ISIM: Pioneering Research into Issues of International Migration and Internal Displacement
In 2008, the Institute for the Study of Migration (ISIM) at SFS celebrated its tenth year of operations. In addition to cutting-edge interdisciplinary research and analysis on issues in international migration and displacement, the Institute administers a certificate to graduate students and edits International Migration, a peer-reviewed scholarly journal in the field.
Currently, ISIM is three years into a six-year grant on migration and development from the MacArthur Foundation which has funded research and studies on a broad range of issues including remittances, diaspora philanthropy, and the feminization of migration. With this grant, ISIM also provides expert support to the Global Forum on Migration and Development, a government-led consultative process involving more than 160 countries. In another project funded by the Centre for Migration, Policy and Society (COMPAS) at Oxford University, ISIM is focusing on issues facing foreign health and social care workers in aging societies—specifically, the United States, the United Kingdom, Ireland, and Canada.
From its first class of only a dozen students, the graduate certificate in Refugee and Humanitarian Emergencies has attracted a growing number of students from across the University. Graduates have gone on to work for a wide range of humanitarian organizations and in emergency situations across the world. “Nothing makes me prouder,” says ISIM’s executive director, Susan Martin, “than to hear that the research we conduct and the classes we teach help our student practitioners in their day-to-day work with refugees and displaced persons.”

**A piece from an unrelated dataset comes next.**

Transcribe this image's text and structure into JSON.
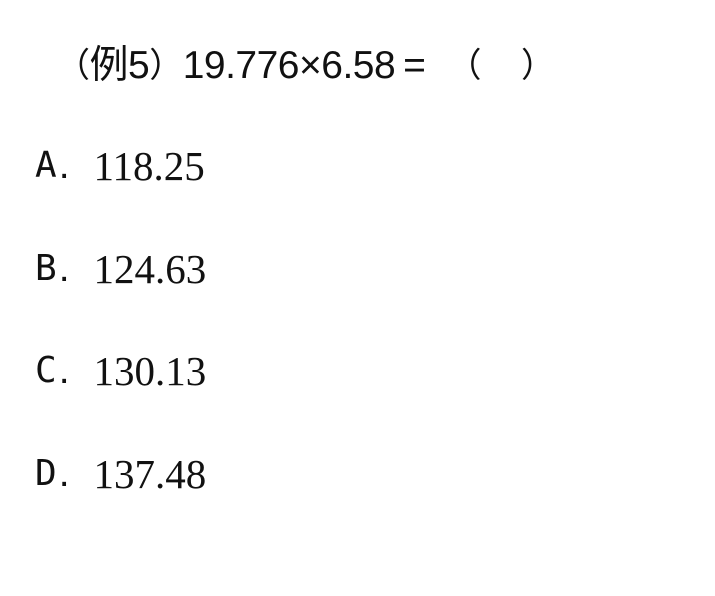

Martin, the Donald G. Herzberg Professor of International Migration, came to SFS after serving as the Executive Director of the U.S. Commission on Immigration Reform and the Director of Research and Programs at the Refugee Policy Group, a Washington-based center for analysis of U.S. and international refugee policy and programs. “SFS was the perfect place for me,” Martin says, “because it allowed me to continue to conduct policy-relevant research while building an academic program to train the next generation of experts in migration and refugee issues”. Martin has published numerous books and articles in the field, including her notable 2004 book Refugee Women. Martin received her BA from Rutgers University, and MA/PhD from the University of Pennsylvania.